*EXERCISE INSTRUCTIONS*. The listing that follows should be reproduced exactly, line for line.

*SUPPLIED MATERIAL*.
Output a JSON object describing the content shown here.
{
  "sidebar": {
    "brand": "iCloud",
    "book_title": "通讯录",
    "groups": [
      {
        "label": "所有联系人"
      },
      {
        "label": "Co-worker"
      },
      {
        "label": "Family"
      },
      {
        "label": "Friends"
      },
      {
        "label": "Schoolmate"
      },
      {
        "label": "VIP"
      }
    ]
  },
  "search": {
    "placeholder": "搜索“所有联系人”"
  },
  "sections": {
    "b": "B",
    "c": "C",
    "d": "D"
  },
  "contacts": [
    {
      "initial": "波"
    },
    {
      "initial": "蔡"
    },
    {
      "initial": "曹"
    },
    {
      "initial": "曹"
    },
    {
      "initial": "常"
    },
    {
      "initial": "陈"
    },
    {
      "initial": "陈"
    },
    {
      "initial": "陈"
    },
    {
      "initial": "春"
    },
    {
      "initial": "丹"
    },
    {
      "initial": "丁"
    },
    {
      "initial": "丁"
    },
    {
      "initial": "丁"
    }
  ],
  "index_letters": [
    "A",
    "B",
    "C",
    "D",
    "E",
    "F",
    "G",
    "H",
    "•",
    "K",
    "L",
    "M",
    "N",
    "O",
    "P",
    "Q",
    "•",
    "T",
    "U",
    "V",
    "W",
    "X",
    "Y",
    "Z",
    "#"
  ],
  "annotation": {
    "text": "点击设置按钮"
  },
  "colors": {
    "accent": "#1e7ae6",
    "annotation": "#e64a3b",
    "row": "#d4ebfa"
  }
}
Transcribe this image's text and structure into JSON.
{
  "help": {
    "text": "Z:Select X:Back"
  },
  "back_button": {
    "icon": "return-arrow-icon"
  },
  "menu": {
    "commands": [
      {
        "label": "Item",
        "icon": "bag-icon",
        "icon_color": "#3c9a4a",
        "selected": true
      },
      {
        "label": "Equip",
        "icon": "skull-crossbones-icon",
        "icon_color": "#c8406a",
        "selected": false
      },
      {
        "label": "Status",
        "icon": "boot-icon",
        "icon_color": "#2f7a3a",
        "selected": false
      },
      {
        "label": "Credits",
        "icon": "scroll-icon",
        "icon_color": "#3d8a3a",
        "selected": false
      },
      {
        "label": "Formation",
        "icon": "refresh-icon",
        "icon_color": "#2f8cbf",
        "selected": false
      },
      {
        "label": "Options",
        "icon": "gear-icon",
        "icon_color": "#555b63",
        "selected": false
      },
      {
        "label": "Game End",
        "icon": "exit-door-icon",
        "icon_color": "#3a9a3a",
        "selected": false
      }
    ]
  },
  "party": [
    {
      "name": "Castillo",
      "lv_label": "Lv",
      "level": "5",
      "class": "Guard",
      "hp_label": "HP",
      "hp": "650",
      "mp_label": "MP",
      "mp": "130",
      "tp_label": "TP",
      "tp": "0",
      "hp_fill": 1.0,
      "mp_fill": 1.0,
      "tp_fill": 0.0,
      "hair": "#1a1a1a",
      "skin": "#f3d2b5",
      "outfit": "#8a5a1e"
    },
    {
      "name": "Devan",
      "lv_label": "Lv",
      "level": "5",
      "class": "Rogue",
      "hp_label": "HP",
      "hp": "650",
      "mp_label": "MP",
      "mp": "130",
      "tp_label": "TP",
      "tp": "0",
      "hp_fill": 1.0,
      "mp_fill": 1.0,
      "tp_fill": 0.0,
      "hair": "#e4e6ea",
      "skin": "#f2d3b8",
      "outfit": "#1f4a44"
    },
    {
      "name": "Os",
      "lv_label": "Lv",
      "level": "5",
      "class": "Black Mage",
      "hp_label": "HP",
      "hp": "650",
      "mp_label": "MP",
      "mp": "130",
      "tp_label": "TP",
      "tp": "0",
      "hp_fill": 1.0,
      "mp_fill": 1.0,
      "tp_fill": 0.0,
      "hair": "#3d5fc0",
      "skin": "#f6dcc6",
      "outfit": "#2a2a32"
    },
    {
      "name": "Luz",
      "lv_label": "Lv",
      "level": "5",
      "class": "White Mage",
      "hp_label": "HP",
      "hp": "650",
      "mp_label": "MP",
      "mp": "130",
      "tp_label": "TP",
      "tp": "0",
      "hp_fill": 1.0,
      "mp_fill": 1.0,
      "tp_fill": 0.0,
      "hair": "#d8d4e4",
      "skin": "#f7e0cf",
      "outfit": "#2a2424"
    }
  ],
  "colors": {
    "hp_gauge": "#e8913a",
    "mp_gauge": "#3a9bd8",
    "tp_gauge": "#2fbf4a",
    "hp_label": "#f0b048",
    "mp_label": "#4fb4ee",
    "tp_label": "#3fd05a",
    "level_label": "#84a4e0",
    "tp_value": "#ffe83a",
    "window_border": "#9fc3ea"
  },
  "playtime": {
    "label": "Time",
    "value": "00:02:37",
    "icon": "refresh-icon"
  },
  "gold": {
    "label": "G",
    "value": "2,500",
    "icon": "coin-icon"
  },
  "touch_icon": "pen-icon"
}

*OUTPUT BELOW*.
Output a JSON object describing the content shown here.
{
  "sidebar": {
    "brand": "iCloud",
    "book_title": "通讯录",
    "groups": [
      {
        "label": "所有联系人"
      },
      {
        "label": "Co-worker"
      },
      {
        "label": "Family"
      },
      {
        "label": "Friends"
      },
      {
        "label": "Schoolmate"
      },
      {
        "label": "VIP"
      }
    ]
  },
  "search": {
    "placeholder": "搜索“所有联系人”"
  },
  "sections": {
    "b": "B",
    "c": "C",
    "d": "D"
  },
  "contacts": [
    {
      "initial": "波"
    },
    {
      "initial": "蔡"
    },
    {
      "initial": "曹"
    },
    {
      "initial": "曹"
    },
    {
      "initial": "常"
    },
    {
      "initial": "陈"
    },
    {
      "initial": "陈"
    },
    {
      "initial": "陈"
    },
    {
      "initial": "春"
    },
    {
      "initial": "丹"
    },
    {
      "initial": "丁"
    },
    {
      "initial": "丁"
    },
    {
      "initial": "丁"
    }
  ],
  "index_letters": [
    "A",
    "B",
    "C",
    "D",
    "E",
    "F",
    "G",
    "H",
    "•",
    "K",
    "L",
    "M",
    "N",
    "O",
    "P",
    "Q",
    "•",
    "T",
    "U",
    "V",
    "W",
    "X",
    "Y",
    "Z",
    "#"
  ],
  "annotation": {
    "text": "点击设置按钮"
  },
  "colors": {
    "accent": "#1e7ae6",
    "annotation": "#e64a3b",
    "row": "#d4ebfa"
  }
}
Transcribe this image's text and structure into JSON.
{
  "help": {
    "text": "Z:Select X:Back"
  },
  "back_button": {
    "icon": "return-arrow-icon"
  },
  "menu": {
    "commands": [
      {
        "label": "Item",
        "icon": "bag-icon",
        "icon_color": "#3c9a4a",
        "selected": true
      },
      {
        "label": "Equip",
        "icon": "skull-crossbones-icon",
        "icon_color": "#c8406a",
        "selected": false
      },
      {
        "label": "Status",
        "icon": "boot-icon",
        "icon_color": "#2f7a3a",
        "selected": false
      },
      {
        "label": "Credits",
        "icon": "scroll-icon",
        "icon_color": "#3d8a3a",
        "selected": false
      },
      {
        "label": "Formation",
        "icon": "refresh-icon",
        "icon_color": "#2f8cbf",
        "selected": false
      },
      {
        "label": "Options",
        "icon": "gear-icon",
        "icon_color": "#555b63",
        "selected": false
      },
      {
        "label": "Game End",
        "icon": "exit-door-icon",
        "icon_color": "#3a9a3a",
        "selected": false
      }
    ]
  },
  "party": [
    {
      "name": "Castillo",
      "lv_label": "Lv",
      "level": "5",
      "class": "Guard",
      "hp_label": "HP",
      "hp": "650",
      "mp_label": "MP",
      "mp": "130",
      "tp_label": "TP",
      "tp": "0",
      "hp_fill": 1.0,
      "mp_fill": 1.0,
      "tp_fill": 0.0,
      "hair": "#1a1a1a",
      "skin": "#f3d2b5",
      "outfit": "#8a5a1e"
    },
    {
      "name": "Devan",
      "lv_label": "Lv",
      "level": "5",
      "class": "Rogue",
      "hp_label": "HP",
      "hp": "650",
      "mp_label": "MP",
      "mp": "130",
      "tp_label": "TP",
      "tp": "0",
      "hp_fill": 1.0,
      "mp_fill": 1.0,
      "tp_fill": 0.0,
      "hair": "#e4e6ea",
      "skin": "#f2d3b8",
      "outfit": "#1f4a44"
    },
    {
      "name": "Os",
      "lv_label": "Lv",
      "level": "5",
      "class": "Black Mage",
      "hp_label": "HP",
      "hp": "650",
      "mp_label": "MP",
      "mp": "130",
      "tp_label": "TP",
      "tp": "0",
      "hp_fill": 1.0,
      "mp_fill": 1.0,
      "tp_fill": 0.0,
      "hair": "#3d5fc0",
      "skin": "#f6dcc6",
      "outfit": "#2a2a32"
    },
    {
      "name": "Luz",
      "lv_label": "Lv",
      "level": "5",
      "class": "White Mage",
      "hp_label": "HP",
      "hp": "650",
      "mp_label": "MP",
      "mp": "130",
      "tp_label": "TP",
      "tp": "0",
      "hp_fill": 1.0,
      "mp_fill": 1.0,
      "tp_fill": 0.0,
      "hair": "#d8d4e4",
      "skin": "#f7e0cf",
      "outfit": "#2a2424"
    }
  ],
  "colors": {
    "hp_gauge": "#e8913a",
    "mp_gauge": "#3a9bd8",
    "tp_gauge": "#2fbf4a",
    "hp_label": "#f0b048",
    "mp_label": "#4fb4ee",
    "tp_label": "#3fd05a",
    "level_label": "#84a4e0",
    "tp_value": "#ffe83a",
    "window_border": "#9fc3ea"
  },
  "playtime": {
    "label": "Time",
    "value": "00:02:37",
    "icon": "refresh-icon"
  },
  "gold": {
    "label": "G",
    "value": "2,500",
    "icon": "coin-icon"
  },
  "touch_icon": "pen-icon"
}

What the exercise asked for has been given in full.